As it can be observed, for a slight increase in average MAE, the Pearson Correlation Coefficient produces a higher percentage of good predictions and a lower percentage of bad predictions than the Euclidean distance measure. It can be thus considered a superior measure out of the two. The Vector Based Cosine Similarity outperforms the other two on all 3 parameters. Hence it is the most adept out of all three. It can be articulated that the Memory Based Collaborative filtering algorithm performs the recommendation task with estimable accuracy and precision. It can be thus considered a significant approach for Collaborative Filtering based recommendation.
371

International Journal of Computer Engineering and Technology (IJCET), ISSN 09766367(Print), ISSN 0976 6375(Online) Volume 4, Issue 2, March April (2013), IAEME

5.

CONCLUSION
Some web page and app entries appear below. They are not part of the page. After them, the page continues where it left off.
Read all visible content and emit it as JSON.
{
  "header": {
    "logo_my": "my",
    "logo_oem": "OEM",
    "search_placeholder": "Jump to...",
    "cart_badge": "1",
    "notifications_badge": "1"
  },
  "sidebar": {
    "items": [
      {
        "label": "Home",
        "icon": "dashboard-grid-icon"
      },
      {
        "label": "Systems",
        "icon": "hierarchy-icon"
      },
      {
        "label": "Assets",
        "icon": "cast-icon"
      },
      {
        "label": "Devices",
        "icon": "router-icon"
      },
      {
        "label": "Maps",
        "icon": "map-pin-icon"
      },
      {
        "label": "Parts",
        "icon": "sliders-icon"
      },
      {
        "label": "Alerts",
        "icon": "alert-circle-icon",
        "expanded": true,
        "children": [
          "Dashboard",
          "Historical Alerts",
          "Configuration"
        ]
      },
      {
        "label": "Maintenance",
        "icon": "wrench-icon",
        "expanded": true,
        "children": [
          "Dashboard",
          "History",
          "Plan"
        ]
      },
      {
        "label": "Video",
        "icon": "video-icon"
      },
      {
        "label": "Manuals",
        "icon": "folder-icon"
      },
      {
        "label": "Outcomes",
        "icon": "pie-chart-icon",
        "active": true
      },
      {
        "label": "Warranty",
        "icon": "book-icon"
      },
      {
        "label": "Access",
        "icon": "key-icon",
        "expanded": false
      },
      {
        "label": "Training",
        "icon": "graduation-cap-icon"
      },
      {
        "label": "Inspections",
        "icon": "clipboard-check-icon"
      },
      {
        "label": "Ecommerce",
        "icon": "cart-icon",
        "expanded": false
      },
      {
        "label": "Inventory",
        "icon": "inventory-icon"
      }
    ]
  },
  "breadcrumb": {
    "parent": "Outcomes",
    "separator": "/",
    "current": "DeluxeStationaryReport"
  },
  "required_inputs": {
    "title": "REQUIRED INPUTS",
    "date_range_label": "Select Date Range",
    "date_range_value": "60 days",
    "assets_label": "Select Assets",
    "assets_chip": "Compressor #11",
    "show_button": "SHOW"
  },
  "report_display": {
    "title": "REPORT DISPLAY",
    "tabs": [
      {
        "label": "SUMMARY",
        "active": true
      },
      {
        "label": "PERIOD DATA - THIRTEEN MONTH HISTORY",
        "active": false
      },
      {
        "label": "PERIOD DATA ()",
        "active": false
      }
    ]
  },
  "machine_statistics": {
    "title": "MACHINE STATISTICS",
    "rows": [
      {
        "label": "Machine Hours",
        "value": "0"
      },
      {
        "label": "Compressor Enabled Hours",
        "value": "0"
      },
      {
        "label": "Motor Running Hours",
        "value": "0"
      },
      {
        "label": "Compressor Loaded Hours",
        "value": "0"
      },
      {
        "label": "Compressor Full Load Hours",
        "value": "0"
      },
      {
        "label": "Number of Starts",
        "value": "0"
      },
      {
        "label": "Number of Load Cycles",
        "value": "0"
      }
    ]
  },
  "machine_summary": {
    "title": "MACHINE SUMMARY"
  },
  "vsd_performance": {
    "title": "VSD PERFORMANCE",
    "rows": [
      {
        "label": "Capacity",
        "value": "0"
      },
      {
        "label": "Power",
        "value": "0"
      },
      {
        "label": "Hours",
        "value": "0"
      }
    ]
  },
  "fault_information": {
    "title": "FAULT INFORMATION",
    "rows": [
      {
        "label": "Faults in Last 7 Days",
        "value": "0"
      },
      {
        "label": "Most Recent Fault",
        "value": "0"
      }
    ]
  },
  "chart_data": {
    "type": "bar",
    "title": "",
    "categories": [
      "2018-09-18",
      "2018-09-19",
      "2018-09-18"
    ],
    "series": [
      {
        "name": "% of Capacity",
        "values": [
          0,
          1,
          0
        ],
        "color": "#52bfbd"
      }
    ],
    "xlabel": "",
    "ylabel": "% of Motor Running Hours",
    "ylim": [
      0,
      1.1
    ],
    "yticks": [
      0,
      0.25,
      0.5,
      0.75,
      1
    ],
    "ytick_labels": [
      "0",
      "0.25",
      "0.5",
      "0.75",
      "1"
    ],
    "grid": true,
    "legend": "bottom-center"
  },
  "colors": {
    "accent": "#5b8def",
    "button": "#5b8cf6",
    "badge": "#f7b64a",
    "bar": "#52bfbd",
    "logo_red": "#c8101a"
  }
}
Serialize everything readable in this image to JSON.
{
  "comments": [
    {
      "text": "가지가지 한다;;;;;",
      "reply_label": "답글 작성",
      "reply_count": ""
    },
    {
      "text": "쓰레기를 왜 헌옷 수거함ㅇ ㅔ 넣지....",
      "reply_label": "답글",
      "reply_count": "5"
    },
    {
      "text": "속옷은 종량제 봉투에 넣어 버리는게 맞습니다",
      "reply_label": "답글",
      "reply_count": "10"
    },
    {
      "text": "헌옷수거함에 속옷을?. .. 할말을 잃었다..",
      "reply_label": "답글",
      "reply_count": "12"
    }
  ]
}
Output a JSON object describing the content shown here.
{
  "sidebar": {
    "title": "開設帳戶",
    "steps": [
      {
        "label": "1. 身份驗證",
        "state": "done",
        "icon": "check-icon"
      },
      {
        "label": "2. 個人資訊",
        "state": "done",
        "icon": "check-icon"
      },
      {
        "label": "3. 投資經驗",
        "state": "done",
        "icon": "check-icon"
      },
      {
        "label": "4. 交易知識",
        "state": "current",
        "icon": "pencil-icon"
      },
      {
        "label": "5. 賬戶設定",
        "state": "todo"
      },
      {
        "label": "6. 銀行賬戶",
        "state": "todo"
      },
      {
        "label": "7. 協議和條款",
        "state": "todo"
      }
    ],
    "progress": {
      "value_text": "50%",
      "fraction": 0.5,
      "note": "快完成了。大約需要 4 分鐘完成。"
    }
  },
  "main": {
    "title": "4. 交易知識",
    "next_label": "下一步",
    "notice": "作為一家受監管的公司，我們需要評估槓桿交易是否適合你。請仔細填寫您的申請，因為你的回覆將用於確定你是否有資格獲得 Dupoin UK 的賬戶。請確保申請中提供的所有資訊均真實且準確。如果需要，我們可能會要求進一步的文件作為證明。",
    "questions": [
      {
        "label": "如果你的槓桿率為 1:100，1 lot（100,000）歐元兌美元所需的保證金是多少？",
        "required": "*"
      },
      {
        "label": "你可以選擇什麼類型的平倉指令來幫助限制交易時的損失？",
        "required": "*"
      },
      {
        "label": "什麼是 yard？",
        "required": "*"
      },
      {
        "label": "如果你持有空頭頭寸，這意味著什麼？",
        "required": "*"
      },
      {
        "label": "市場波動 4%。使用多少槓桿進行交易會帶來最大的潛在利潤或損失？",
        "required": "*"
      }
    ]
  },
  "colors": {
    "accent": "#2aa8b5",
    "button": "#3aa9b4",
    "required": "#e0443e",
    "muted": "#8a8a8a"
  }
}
The aim of recommender systems is to automate and generate precise predictions. We resolved to check the effectiveness of a widely used approach for the same- The Memory Based Algorithm. The most crucial stage in the algorithm is neighborhood formation by similarity calculation. So, we checked the effectiveness of commonly used similarity measures. The quantitative results of our experiments indicated that Vector Based Cosine Similarity was a more effective similarity measure than Pearson Correlation Coefficient and Euclidean distance based similarity. The memory based algorithm produces practicable predictions and is thus, an efficacious technique for online recommendation. The possible extensions include carrying out a similar study after normalizing the ratings (z-score normalization can be used for the same) and by varying the similarity weight according to the number of corrated items (significance weighting) calculation. REFERENCES [1] B.M. Sarwar, G. Karypis,J.A. Konstan and J. Riedl,Item based collaborative filtering recommendation algorithms, Proc. 10th International Conference on World Wide Web (WWW 01), 2001, 285295. X. Su and T.M. Khoshgoftaar,A Survey of Collaborative Filtering Techniques, Advances in Artificial Intelligence, Hindawi Publishing Corporation, Article ID 421425, 2009, 19 pages. E. Vozalis and K.G. Margaritis, Analysis of Recommender Systems Algorithms, Proc. 6th Hellenic-European Conference on Computer Mathematics and its ApplicationsHERCMA, 2003/9. D. Militaru and C. Zaharia, A survey of collaborative filtering-based systems for online recommendation, Proc. 12th International Conference on Electronic Commerce: Roadmap for the Future of Electronic Business [ICEC 10], ACM, New York, 2010, 43-47. G. Adomavicius and A. Tuzhilin, Towards the Next Generation of Recommender Systems: A Survey of the State-of-the-Art and Possible Extensions, IEEE Transactions on Knowledge and Data Engineering, 17(6), 2005, 734-749 T. Segaran,Making Recommendations, in Programming Collective Intelligence, (USA: OReilly Media, 2007) 7-28. J. Breese, D. Heckerman and C. Kadie, Empirical Analysis of Predictive Algorithms for Collaborative Filtering, Microsoft Research, Redmond, Technical Report MSR-TR-9812, 1998, 43-52. C.R. Cyril Anthoni and Dr. A. Christy, Integration of Feature Sets with Machine Learning Techniques for Spam Filtering, International Journal of Computer Engineering & Technology (IJCET), Volume 2, Issue 1, 2011, pp. 47 - 52, ISSN Print: 0976 6367, ISSN Online: 0976 6375. Suresh Kumar RG, S.Saravanan and Soumik Mukherjee, Recommendations for Implementing Cloud Computing Management Platforms using Open Source, International Journal of Computer Engineering & Technology (IJCET), Volume 3, Issue 3, 2012, pp. 83 - 93, ISSN Print: 0976 6367, ISSN Online: 0976 6375.

[2]

[3]

[4]

[5]

[6] [7]

[8]

[9]

372